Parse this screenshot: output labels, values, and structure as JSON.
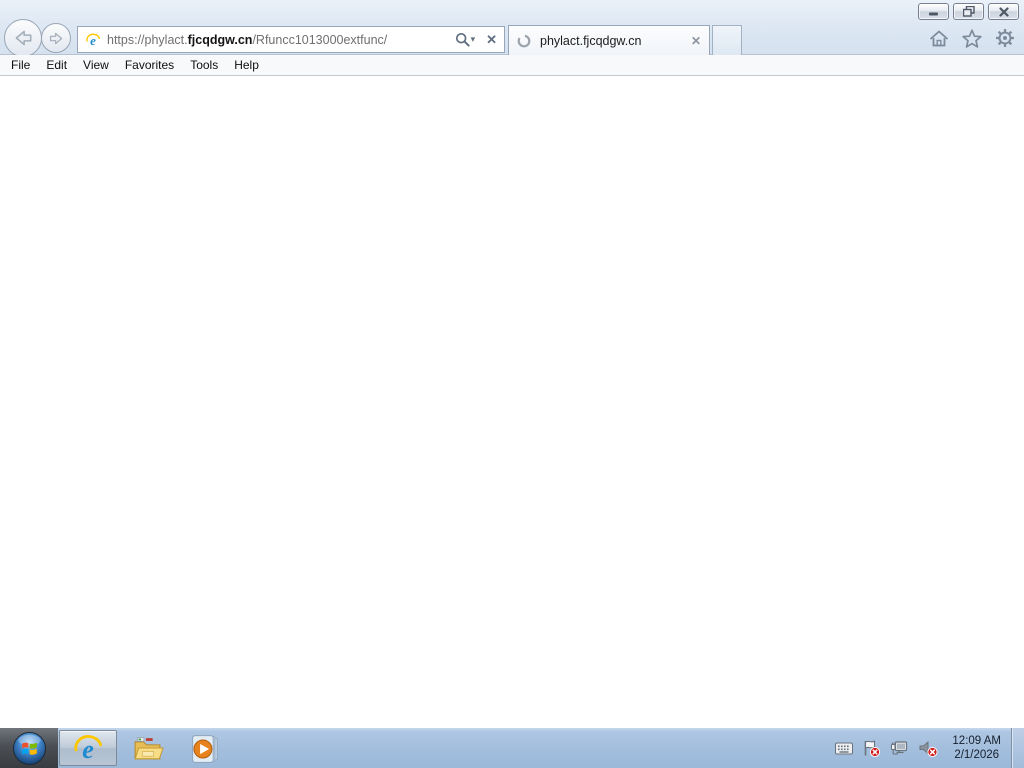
{
  "window": {
    "controls": [
      "minimize",
      "restore-down",
      "close"
    ]
  },
  "browser": {
    "address": {
      "prefix": "https://phylact.",
      "domain": "fjcqdgw.cn",
      "path": "/Rfuncc1013000extfunc/",
      "full_url": "https://phylact.fjcqdgw.cn/Rfuncc1013000extfunc/"
    },
    "tabs": [
      {
        "title": "phylact.fjcqdgw.cn"
      }
    ],
    "menu_items": [
      "File",
      "Edit",
      "View",
      "Favorites",
      "Tools",
      "Help"
    ]
  },
  "glyphs": {
    "close_x": "✕",
    "dropdown_caret": "▾"
  },
  "taskbar": {
    "clock_time": "12:09 AM",
    "clock_date": "2/1/2026"
  },
  "icons": {
    "titlebar": [
      "minimize-icon",
      "restore-icon",
      "close-icon"
    ],
    "navigation": [
      "back-arrow-icon",
      "forward-arrow-icon"
    ],
    "address_bar": [
      "ie-favicon",
      "search-magnifier-icon",
      "dropdown-caret-icon",
      "stop-x-icon"
    ],
    "tab": [
      "loading-spinner-icon",
      "tab-close-icon"
    ],
    "command_bar": [
      "home-icon",
      "favorites-star-icon",
      "tools-gear-icon"
    ],
    "taskbar_buttons": [
      "windows-start-orb",
      "internet-explorer-icon",
      "explorer-folder-icon",
      "media-player-icon"
    ],
    "tray": [
      "keyboard-icon",
      "action-center-flag-error-icon",
      "network-disconnected-icon",
      "volume-muted-icon"
    ]
  },
  "colors": {
    "chrome_background": "#dde7f3",
    "taskbar_background": "#a3bedd",
    "ie_blue": "#1e8ad2",
    "swoosh_yellow": "#fdc700",
    "error_badge_red": "#cf1d1d"
  }
}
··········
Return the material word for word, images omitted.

Parse this screenshot: output labels, values, and structure as JSON.
{
  "window": {
    "controls": [
      "minimize",
      "restore-down",
      "close"
    ]
  },
  "browser": {
    "address": {
      "prefix": "https://phylact.",
      "domain": "fjcqdgw.cn",
      "path": "/Rfuncc1013000extfunc/",
      "full_url": "https://phylact.fjcqdgw.cn/Rfuncc1013000extfunc/"
    },
    "tabs": [
      {
        "title": "phylact.fjcqdgw.cn"
      }
    ],
    "menu_items": [
      "File",
      "Edit",
      "View",
      "Favorites",
      "Tools",
      "Help"
    ]
  },
  "glyphs": {
    "close_x": "✕",
    "dropdown_caret": "▾"
  },
  "taskbar": {
    "clock_time": "12:09 AM",
    "clock_date": "2/1/2026"
  },
  "icons": {
    "titlebar": [
      "minimize-icon",
      "restore-icon",
      "close-icon"
    ],
    "navigation": [
      "back-arrow-icon",
      "forward-arrow-icon"
    ],
    "address_bar": [
      "ie-favicon",
      "search-magnifier-icon",
      "dropdown-caret-icon",
      "stop-x-icon"
    ],
    "tab": [
      "loading-spinner-icon",
      "tab-close-icon"
    ],
    "command_bar": [
      "home-icon",
      "favorites-star-icon",
      "tools-gear-icon"
    ],
    "taskbar_buttons": [
      "windows-start-orb",
      "internet-explorer-icon",
      "explorer-folder-icon",
      "media-player-icon"
    ],
    "tray": [
      "keyboard-icon",
      "action-center-flag-error-icon",
      "network-disconnected-icon",
      "volume-muted-icon"
    ]
  },
  "colors": {
    "chrome_background": "#dde7f3",
    "taskbar_background": "#a3bedd",
    "ie_blue": "#1e8ad2",
    "swoosh_yellow": "#fdc700",
    "error_badge_red": "#cf1d1d"
  }
}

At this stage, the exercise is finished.